She will be the first to tell anyone that I am usually a 'fixer' type and that this goes against my grain.  I have also shared my 'secret' with her and she has been appreciative - mostly because I seem to have found a balance between (1) taking care of my wife's needs and (2) not making her feel uncapable or incompetent. 

Another thing I have done from day 1 is that I have adopted a 'we' approach to surgery and treatment.  At the same time, I understand that although we are on this path together, she is really the only one in this race. I know that she is more than capable of attending her appointments alone, but there is NO chance I'm going to miss a single one, as long as she will allow me. 

Oh yeah, and I think I am as prepared as I can be for the inevitable time when the rules change and the old tricks no longer work.  Also, much like the widely varying diagnoses found her, the things that work for my wife and I may not work well for you and yours.

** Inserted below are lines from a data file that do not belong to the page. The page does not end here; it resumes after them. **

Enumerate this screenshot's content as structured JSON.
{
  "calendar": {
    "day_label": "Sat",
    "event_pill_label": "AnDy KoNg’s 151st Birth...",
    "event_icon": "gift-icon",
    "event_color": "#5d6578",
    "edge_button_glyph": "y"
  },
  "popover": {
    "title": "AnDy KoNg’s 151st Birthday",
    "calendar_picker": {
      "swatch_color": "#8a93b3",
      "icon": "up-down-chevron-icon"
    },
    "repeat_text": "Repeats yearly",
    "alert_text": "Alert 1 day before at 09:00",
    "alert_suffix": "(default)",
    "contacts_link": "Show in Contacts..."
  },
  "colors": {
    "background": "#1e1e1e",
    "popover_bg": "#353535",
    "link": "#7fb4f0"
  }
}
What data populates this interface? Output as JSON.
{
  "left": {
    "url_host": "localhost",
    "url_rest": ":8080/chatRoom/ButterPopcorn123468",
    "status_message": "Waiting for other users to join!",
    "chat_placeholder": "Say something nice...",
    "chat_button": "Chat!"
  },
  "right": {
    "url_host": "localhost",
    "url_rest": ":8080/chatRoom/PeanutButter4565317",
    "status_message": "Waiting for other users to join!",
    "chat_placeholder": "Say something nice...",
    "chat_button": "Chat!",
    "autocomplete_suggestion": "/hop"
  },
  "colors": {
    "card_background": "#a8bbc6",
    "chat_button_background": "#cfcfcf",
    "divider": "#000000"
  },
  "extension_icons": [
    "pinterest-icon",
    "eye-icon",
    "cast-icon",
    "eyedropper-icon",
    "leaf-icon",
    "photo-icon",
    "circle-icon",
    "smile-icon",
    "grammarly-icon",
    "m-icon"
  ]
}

Stay positive and stay well!

Dx 6/2/2009, IDC, 2cm, Grade 3, 0/2 nodes, ER+/PR+, HER2-